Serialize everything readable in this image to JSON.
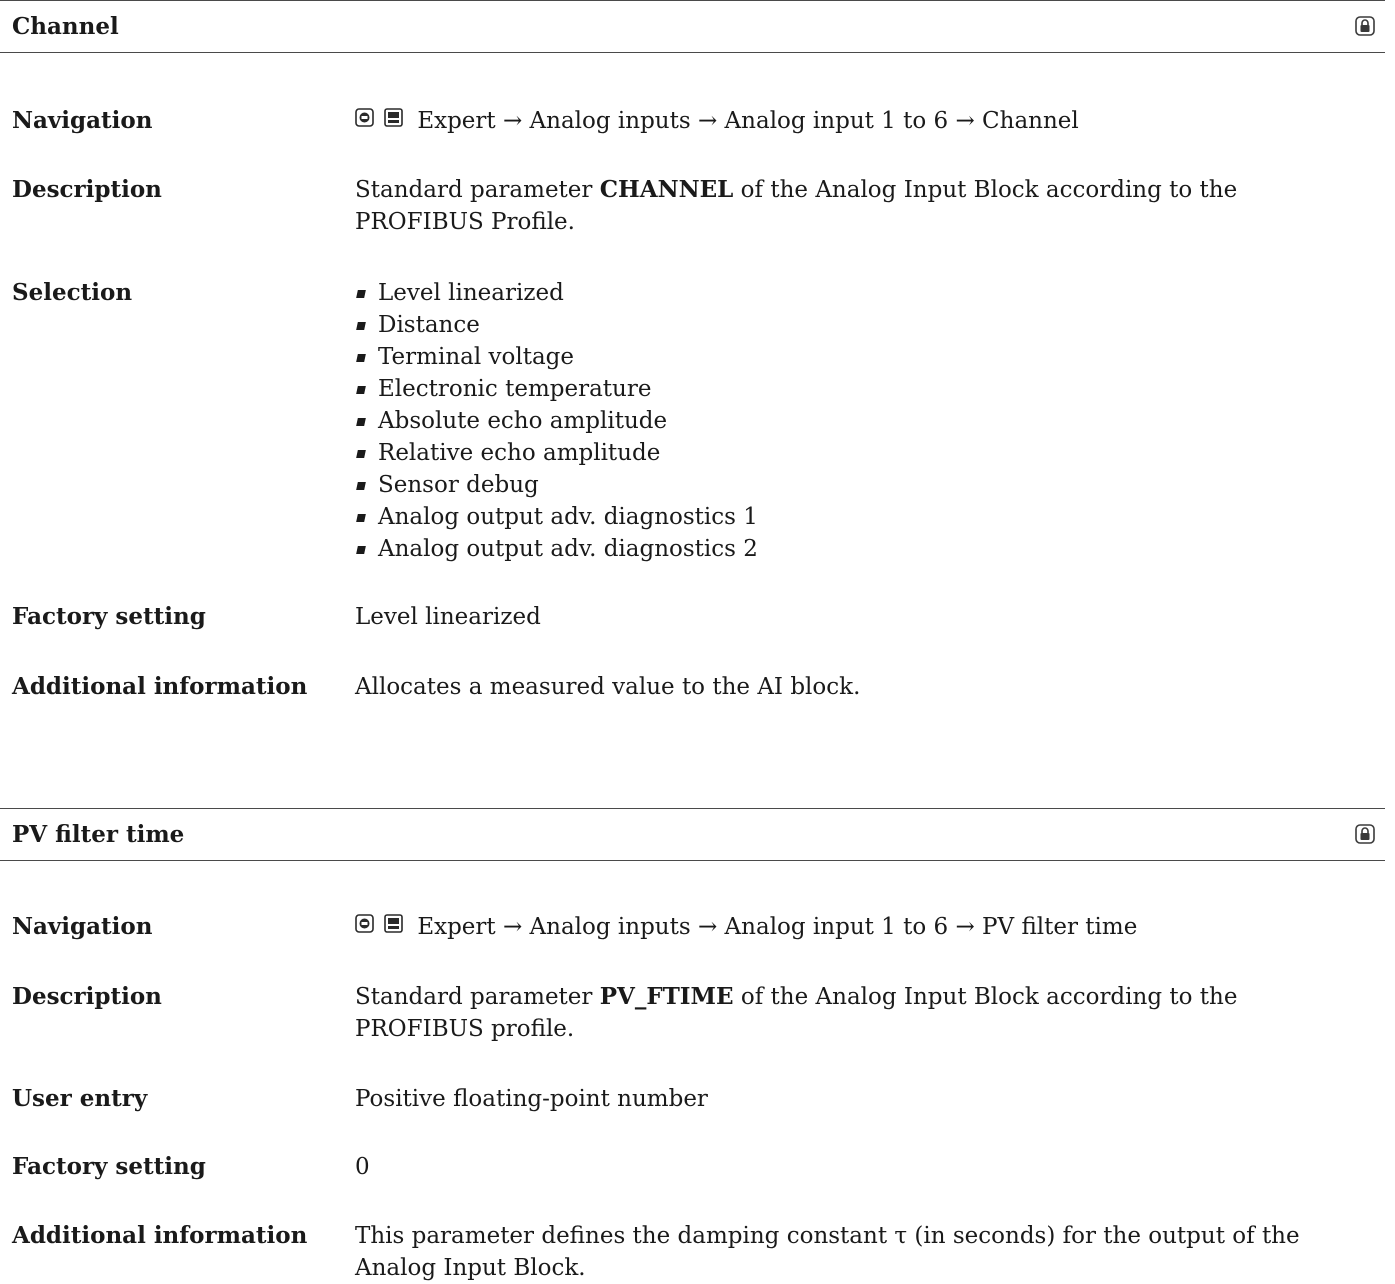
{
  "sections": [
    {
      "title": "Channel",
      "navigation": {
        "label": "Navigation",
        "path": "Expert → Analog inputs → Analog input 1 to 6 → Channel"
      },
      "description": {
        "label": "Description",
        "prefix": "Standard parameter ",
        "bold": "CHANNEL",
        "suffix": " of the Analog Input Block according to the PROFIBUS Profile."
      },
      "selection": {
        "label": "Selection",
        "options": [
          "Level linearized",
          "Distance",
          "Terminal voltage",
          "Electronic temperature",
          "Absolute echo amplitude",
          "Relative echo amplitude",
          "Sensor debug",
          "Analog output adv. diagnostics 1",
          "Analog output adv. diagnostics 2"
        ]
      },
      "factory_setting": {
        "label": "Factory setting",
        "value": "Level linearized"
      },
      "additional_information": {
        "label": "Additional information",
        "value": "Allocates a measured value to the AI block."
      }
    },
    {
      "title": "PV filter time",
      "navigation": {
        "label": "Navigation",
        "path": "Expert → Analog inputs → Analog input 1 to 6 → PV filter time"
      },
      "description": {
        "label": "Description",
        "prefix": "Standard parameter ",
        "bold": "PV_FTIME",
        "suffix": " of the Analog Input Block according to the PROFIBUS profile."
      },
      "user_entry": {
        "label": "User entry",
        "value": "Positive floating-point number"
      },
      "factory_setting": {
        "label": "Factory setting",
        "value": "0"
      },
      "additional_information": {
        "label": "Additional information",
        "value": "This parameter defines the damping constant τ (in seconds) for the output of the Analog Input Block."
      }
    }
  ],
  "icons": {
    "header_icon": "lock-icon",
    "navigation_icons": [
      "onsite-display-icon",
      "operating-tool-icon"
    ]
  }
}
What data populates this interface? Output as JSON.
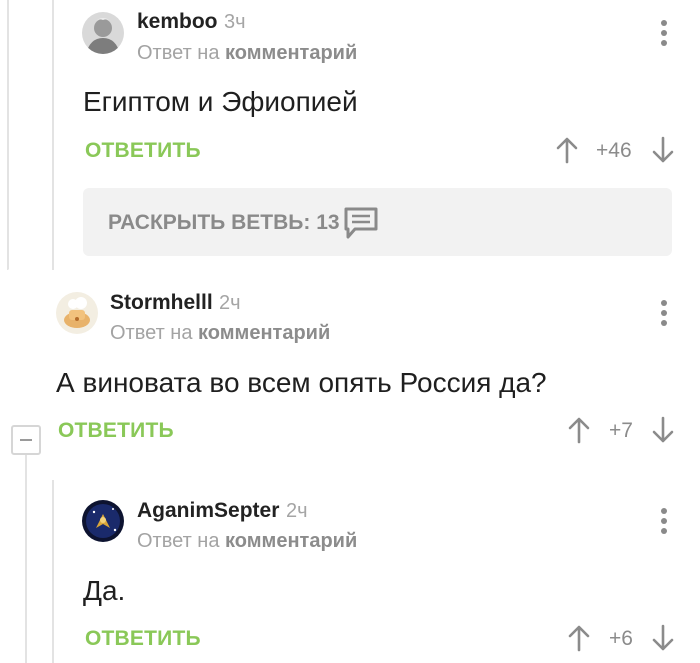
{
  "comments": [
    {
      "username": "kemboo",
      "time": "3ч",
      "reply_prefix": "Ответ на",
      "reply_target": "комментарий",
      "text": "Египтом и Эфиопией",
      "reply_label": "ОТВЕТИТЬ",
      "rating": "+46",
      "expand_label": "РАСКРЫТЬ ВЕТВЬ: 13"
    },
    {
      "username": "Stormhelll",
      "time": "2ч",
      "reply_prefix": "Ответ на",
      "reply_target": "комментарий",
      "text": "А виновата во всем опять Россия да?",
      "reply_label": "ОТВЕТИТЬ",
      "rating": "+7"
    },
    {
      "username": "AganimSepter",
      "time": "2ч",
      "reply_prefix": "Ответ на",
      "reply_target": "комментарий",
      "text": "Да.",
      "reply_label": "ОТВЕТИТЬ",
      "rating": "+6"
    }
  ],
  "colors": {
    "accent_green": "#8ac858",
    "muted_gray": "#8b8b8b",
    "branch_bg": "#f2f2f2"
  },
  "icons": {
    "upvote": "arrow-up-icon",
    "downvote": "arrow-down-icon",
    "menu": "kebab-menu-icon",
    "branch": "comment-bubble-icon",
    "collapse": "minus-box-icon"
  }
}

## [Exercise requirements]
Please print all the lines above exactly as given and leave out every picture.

## [Task result]
Serialize everything readable in this image to JSON.
{
  "sections": [
    {
      "title": "Channel",
      "navigation": {
        "label": "Navigation",
        "path": "Expert → Analog inputs → Analog input 1 to 6 → Channel"
      },
      "description": {
        "label": "Description",
        "prefix": "Standard parameter ",
        "bold": "CHANNEL",
        "suffix": " of the Analog Input Block according to the PROFIBUS Profile."
      },
      "selection": {
        "label": "Selection",
        "options": [
          "Level linearized",
          "Distance",
          "Terminal voltage",
          "Electronic temperature",
          "Absolute echo amplitude",
          "Relative echo amplitude",
          "Sensor debug",
          "Analog output adv. diagnostics 1",
          "Analog output adv. diagnostics 2"
        ]
      },
      "factory_setting": {
        "label": "Factory setting",
        "value": "Level linearized"
      },
      "additional_information": {
        "label": "Additional information",
        "value": "Allocates a measured value to the AI block."
      }
    },
    {
      "title": "PV filter time",
      "navigation": {
        "label": "Navigation",
        "path": "Expert → Analog inputs → Analog input 1 to 6 → PV filter time"
      },
      "description": {
        "label": "Description",
        "prefix": "Standard parameter ",
        "bold": "PV_FTIME",
        "suffix": " of the Analog Input Block according to the PROFIBUS profile."
      },
      "user_entry": {
        "label": "User entry",
        "value": "Positive floating-point number"
      },
      "factory_setting": {
        "label": "Factory setting",
        "value": "0"
      },
      "additional_information": {
        "label": "Additional information",
        "value": "This parameter defines the damping constant τ (in seconds) for the output of the Analog Input Block."
      }
    }
  ],
  "icons": {
    "header_icon": "lock-icon",
    "navigation_icons": [
      "onsite-display-icon",
      "operating-tool-icon"
    ]
  }
}
What data populates this interface? Output as JSON.
{
  "comments": [
    {
      "username": "kemboo",
      "time": "3ч",
      "reply_prefix": "Ответ на",
      "reply_target": "комментарий",
      "text": "Египтом и Эфиопией",
      "reply_label": "ОТВЕТИТЬ",
      "rating": "+46",
      "expand_label": "РАСКРЫТЬ ВЕТВЬ: 13"
    },
    {
      "username": "Stormhelll",
      "time": "2ч",
      "reply_prefix": "Ответ на",
      "reply_target": "комментарий",
      "text": "А виновата во всем опять Россия да?",
      "reply_label": "ОТВЕТИТЬ",
      "rating": "+7"
    },
    {
      "username": "AganimSepter",
      "time": "2ч",
      "reply_prefix": "Ответ на",
      "reply_target": "комментарий",
      "text": "Да.",
      "reply_label": "ОТВЕТИТЬ",
      "rating": "+6"
    }
  ],
  "colors": {
    "accent_green": "#8ac858",
    "muted_gray": "#8b8b8b",
    "branch_bg": "#f2f2f2"
  },
  "icons": {
    "upvote": "arrow-up-icon",
    "downvote": "arrow-down-icon",
    "menu": "kebab-menu-icon",
    "branch": "comment-bubble-icon",
    "collapse": "minus-box-icon"
  }
}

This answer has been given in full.